One huge change, though, had to do with the things I pointed out in my other review, the un-pc things. The black bar was that no longer. The smelly Indian working for Amthor wasn’t, and Amthor himself became white. The ship that figured in the book is completely gone. The circumstances of Marlowe being in the doctor’s place have slightly changed. But if you haven’t read the book, of course you won’t notice.
All in all, I think it was an enjoyable film, maybe not quite up to snuff with the Big Sleep, except in one regard. The casting of Philip Marlowe. Having seen both films and read both books, I have to say that Dick Powell’s performance was closer to the mark as regards the character that Chandler depicted than Bogart’s. Don’t get me wrong, I love Bogart.

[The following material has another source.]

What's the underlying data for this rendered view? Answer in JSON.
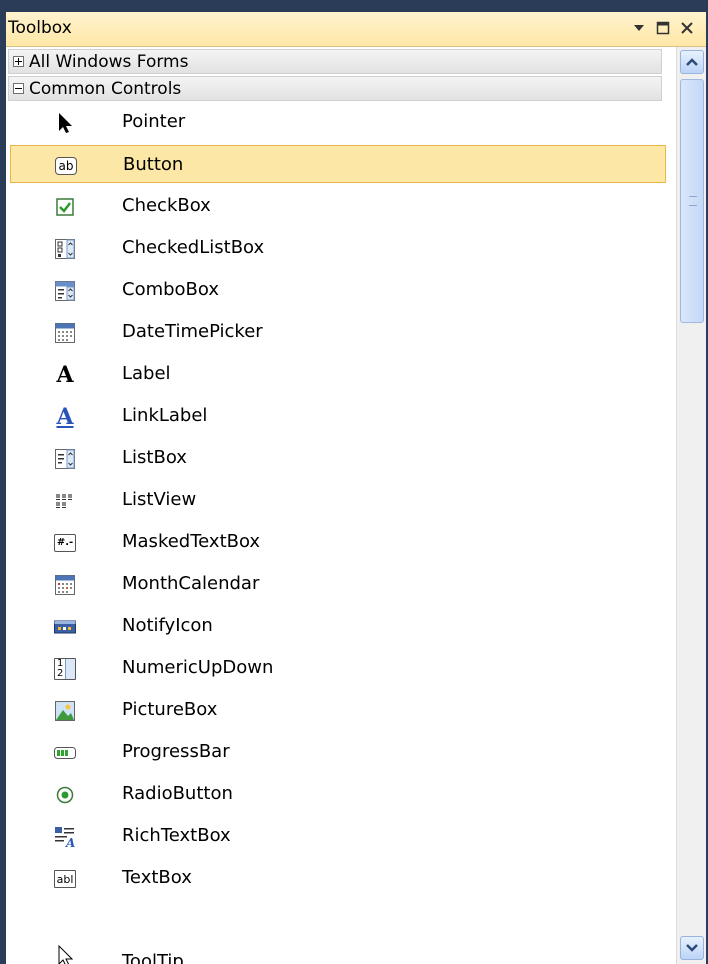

But Powell has it pretty dead-on with how I saw Marlowe, and while I was skeptical before I watched it, afterward I was a firm believer in Powell’s ability to act. I hadn’t seen him in anything before, so I had no preconceived notions, but I understand most of his roles were lightweight compared to this one. I hope he did more Marlowe films after this; he deserved it.
You might recognize the guy who played Moose if you ever watched Gilligan’s Island, and a lot of other old TV shows. He was type cast as the big, dumb heavy, but in real life, he was very intelligent and a witty conversationalist.
As with a lot of films, the romantic element was played up more than in the book, leaving Marlowe and Ann kissing in the back of a taxi. Not a bad ending, but I seriously doubt she appears in any of the other books. Guess I’ll find out.
A good film and a good way to spend an evening. I definitely recommend watching this if you enjoy film noir.